Ice cream makers were jumping for joy as temperatures across much of the UK soared to 37°C last week, higher than on parts of the Mediterranean coast.
"It's a bit of a godsend for the trade because we had a very difficult start to the year," Mark Gossage, chief executive of the Ice Cream Alliance (ICA), told DairyReporter.com.
The industry has not yet counted its mounting pile of pound coins, but "generally speaking sales on a hot, sunny day will be five or six times higher than an average day", according to one very cheerful Gossage.
Supermarkets have been quicker to value Britain's ice cream boom.
A spokesperson for Sainsbury's, Britain's third largest supermarket, said sales last week were up 60 per cent on the same time in 2005. It sold 3.4m tubs of ice cream, making last week easily one of its best ever for ice cream sales.
Figures from Tesco, the UK's biggest supermarket chain, told a similar story. The firm said it had provisionally sold 1.5m litres of ice cream last week, alongside soaring sales for other 'sunshine foods', as people "use their gardens as their dining rooms".
The heatwave has also helped smaller ice cream firms as well as big ones.
Michele Lea, of Cheshire Farm Ice Cream, said sales there were up around 20-25 per cent. "We've been very busy. We supply hotels, restaurants and small retailers in the area and all our orders have increased. It's certainly going to help us," she said.
The worry now is whether ice cream makers can continue to meet consumers' insatiable appetite.
"There is a little bit of pressure on the supply chain," said ICA's Mark Gossage, adding some manufacturers were working significantly longer hours. "I went to a farm last week that normally makes one batch per day, but they're up to two just to make up the orders."
Still, there will be few ice cream makers cursing the good fortune this year's summer has brought them.
Poor weather through much of April and May, coupled with a prolonged winter season, got ice cream sales off to a jittery start in Britain.

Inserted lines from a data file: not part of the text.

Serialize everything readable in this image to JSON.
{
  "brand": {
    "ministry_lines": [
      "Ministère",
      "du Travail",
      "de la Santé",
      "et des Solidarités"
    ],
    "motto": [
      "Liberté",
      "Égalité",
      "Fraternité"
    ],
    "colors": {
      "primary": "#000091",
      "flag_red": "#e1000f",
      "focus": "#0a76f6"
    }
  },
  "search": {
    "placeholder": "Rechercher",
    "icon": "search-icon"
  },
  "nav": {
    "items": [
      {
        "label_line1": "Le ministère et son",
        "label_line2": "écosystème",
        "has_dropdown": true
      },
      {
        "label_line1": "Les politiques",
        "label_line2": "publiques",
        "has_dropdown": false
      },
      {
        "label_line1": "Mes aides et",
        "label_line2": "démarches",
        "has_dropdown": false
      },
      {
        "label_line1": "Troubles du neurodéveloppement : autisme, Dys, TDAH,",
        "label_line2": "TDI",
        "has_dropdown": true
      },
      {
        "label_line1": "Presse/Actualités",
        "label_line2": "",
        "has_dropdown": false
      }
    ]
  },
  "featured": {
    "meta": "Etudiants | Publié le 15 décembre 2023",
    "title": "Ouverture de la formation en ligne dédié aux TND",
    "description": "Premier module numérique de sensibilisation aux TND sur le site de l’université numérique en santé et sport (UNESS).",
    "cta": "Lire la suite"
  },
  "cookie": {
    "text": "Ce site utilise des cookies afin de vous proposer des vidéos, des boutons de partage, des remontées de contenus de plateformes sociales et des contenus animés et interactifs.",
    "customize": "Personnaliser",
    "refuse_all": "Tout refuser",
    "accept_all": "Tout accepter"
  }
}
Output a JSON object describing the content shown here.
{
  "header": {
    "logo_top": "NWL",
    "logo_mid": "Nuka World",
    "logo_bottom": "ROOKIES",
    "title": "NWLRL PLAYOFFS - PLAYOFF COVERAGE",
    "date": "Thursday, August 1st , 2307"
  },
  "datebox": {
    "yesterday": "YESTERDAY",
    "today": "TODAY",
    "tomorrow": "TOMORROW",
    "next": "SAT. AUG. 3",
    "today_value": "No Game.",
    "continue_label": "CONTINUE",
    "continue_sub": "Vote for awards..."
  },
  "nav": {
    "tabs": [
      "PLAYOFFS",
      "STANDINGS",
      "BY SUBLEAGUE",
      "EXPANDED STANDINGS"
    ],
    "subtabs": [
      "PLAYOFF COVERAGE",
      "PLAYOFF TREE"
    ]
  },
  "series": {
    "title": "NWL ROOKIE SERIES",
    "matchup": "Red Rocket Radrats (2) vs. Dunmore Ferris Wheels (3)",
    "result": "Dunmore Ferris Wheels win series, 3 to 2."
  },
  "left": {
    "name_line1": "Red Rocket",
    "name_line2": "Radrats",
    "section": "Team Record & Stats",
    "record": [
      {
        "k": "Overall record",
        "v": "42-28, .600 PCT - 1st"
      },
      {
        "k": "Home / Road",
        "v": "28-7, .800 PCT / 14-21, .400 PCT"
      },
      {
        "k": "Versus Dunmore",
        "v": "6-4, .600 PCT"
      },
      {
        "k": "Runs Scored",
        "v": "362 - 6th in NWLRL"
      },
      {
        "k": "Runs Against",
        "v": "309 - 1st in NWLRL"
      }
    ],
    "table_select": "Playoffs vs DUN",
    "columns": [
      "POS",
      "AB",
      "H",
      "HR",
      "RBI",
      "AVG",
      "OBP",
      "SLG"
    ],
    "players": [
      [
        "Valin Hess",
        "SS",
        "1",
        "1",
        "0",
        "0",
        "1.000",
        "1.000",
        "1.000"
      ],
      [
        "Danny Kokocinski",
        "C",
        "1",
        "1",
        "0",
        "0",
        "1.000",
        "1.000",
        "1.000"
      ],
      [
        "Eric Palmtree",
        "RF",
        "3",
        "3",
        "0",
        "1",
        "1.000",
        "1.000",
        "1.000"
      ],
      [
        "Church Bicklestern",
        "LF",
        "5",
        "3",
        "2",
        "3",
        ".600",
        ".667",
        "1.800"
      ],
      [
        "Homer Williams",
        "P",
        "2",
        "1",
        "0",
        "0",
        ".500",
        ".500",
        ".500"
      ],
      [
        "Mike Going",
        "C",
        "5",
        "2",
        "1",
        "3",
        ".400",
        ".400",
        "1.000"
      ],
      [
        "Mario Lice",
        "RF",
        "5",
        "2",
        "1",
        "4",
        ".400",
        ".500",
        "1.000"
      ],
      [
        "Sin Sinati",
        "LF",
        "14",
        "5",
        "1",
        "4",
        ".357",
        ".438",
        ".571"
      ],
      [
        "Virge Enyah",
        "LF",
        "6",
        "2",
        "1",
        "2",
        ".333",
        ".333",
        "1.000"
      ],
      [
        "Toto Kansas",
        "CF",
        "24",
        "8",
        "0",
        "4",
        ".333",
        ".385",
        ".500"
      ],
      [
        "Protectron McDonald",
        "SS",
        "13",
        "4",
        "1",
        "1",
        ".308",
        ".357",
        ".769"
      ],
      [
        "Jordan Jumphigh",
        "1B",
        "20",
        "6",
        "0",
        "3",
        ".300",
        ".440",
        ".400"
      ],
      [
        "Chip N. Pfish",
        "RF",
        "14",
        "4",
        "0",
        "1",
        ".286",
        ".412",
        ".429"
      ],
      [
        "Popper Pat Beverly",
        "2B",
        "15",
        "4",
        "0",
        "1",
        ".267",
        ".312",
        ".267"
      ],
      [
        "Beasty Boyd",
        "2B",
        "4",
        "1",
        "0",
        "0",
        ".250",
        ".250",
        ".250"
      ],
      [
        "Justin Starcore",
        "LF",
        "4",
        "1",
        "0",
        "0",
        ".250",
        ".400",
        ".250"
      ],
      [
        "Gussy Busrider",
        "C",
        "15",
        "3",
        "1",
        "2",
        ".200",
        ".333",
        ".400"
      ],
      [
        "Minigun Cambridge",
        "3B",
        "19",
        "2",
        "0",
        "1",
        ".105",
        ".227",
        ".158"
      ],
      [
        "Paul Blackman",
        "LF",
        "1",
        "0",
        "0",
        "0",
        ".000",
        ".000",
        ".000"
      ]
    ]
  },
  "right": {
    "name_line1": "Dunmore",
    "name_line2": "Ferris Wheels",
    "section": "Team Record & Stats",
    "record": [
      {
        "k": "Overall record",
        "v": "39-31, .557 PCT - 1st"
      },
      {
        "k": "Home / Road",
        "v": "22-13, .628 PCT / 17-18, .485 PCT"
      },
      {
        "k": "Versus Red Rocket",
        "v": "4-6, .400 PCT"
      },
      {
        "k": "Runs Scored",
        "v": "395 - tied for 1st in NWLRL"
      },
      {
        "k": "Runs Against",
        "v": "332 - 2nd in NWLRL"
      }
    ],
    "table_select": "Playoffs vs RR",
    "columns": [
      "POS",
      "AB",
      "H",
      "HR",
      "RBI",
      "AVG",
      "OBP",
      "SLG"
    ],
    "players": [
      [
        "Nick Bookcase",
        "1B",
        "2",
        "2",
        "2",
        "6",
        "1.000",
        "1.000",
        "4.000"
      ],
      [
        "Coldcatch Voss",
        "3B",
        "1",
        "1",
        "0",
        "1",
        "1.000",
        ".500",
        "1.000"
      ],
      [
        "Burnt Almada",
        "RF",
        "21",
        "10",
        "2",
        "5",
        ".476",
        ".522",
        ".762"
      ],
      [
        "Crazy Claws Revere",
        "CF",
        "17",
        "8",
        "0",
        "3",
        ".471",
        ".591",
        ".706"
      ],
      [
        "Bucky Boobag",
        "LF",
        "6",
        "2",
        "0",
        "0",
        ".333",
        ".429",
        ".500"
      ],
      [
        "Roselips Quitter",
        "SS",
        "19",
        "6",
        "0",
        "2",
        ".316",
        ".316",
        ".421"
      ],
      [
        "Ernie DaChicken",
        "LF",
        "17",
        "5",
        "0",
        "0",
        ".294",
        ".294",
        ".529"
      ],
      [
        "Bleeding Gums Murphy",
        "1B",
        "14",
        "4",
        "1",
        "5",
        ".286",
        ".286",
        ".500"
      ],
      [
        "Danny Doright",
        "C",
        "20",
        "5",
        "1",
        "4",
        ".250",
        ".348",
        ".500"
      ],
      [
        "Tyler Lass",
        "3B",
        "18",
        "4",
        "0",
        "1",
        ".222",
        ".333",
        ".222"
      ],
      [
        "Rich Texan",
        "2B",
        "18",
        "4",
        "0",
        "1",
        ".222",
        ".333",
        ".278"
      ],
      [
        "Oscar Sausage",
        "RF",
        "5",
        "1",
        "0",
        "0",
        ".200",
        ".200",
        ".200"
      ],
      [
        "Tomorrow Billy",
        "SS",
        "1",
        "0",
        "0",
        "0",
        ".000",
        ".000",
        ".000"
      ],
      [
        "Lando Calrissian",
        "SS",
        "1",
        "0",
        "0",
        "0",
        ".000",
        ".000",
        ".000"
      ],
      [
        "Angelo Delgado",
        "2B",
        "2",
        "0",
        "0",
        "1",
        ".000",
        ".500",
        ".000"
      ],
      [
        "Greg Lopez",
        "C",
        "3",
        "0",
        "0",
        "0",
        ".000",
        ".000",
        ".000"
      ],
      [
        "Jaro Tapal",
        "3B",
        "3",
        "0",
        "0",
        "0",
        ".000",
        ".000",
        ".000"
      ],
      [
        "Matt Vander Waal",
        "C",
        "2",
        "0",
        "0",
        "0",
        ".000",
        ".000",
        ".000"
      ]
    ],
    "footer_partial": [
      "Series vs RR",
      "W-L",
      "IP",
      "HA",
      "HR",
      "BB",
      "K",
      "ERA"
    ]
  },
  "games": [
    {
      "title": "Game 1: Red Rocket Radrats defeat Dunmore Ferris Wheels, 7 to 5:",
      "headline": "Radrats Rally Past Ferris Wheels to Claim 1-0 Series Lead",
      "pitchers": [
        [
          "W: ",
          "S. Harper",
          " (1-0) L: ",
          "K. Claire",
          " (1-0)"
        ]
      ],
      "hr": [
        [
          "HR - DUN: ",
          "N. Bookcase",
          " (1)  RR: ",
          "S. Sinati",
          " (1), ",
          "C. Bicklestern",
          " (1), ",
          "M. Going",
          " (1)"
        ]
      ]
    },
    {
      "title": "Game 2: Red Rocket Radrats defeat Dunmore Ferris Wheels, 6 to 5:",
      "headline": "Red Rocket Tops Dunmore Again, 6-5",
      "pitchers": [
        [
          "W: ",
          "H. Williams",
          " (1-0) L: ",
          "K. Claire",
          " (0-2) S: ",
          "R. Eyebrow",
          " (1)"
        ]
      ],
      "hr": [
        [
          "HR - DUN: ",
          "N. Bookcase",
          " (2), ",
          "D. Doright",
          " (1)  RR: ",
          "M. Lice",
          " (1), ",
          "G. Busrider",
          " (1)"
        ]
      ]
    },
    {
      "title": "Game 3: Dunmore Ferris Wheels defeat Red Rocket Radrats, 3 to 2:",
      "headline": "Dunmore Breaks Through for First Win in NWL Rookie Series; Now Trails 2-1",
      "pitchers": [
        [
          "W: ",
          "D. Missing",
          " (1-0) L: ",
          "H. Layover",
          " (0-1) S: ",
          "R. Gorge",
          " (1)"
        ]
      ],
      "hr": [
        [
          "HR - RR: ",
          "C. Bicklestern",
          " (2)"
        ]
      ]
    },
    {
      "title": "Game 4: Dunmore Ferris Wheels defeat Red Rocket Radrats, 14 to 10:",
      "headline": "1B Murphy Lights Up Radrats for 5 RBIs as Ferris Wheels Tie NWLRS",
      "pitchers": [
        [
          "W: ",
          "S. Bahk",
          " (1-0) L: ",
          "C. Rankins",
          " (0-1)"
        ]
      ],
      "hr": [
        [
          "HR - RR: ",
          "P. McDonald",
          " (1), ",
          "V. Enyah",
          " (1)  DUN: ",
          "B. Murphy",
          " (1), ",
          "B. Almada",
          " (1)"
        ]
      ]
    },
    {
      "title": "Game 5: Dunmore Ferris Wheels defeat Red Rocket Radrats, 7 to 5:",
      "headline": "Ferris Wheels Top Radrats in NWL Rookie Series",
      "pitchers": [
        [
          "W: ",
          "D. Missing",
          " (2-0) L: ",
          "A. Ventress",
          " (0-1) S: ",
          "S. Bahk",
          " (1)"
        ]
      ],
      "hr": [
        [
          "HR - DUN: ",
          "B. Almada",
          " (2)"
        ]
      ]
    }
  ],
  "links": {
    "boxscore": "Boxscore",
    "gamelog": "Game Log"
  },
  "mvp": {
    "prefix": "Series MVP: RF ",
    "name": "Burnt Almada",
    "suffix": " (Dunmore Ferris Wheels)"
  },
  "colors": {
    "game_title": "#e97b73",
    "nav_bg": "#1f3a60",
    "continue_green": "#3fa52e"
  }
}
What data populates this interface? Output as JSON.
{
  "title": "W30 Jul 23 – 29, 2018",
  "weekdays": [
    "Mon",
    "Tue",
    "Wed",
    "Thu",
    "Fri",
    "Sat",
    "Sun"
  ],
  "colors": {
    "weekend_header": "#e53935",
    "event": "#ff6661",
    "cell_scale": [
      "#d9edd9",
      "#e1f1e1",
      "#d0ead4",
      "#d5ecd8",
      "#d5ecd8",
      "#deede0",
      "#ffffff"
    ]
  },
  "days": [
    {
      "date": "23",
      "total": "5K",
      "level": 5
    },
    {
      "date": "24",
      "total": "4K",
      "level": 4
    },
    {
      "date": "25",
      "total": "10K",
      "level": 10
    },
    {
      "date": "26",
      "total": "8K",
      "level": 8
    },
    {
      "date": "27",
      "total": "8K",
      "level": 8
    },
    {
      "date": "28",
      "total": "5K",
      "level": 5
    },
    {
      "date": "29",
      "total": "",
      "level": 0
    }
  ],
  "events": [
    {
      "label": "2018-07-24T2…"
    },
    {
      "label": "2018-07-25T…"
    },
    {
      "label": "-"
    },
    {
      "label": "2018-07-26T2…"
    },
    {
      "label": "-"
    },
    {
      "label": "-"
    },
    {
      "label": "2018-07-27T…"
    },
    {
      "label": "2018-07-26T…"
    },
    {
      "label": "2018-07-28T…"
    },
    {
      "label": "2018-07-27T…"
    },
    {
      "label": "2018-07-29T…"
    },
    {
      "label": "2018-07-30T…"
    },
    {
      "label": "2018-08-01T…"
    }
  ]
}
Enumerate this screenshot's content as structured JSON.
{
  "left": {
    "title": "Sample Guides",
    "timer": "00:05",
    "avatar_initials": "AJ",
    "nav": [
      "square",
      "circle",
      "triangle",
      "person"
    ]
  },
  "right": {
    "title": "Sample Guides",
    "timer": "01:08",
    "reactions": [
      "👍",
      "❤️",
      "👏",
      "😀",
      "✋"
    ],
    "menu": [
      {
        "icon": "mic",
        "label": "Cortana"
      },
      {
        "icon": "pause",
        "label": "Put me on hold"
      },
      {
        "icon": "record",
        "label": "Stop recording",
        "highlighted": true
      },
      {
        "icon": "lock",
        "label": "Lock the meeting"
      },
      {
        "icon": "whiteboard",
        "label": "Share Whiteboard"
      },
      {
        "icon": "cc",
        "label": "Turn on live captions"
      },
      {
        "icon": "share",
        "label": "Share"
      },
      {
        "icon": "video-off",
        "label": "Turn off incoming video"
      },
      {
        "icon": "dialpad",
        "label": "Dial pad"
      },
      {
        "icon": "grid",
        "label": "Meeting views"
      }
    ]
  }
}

And, the market has struggled over the longer term from consumers increasingly worried about the fat content of their diets.
Nestlé, the world's largest ice cream maker, saw sales dip in 2005 after disappointing performances across Europe offset more promising growth in the US.
Several firms have looked to develop reduced calorie versions of their products to get consumers back on side.
Unilever, number two in global ice cream, recently caused controversy in Britain by applying for clearance to use a genetically modified protein that could take the place of fat in ice cream. The firm, which owns the Wall's and Magnum brands, already uses the protein in Breyer's ice cream products in the US.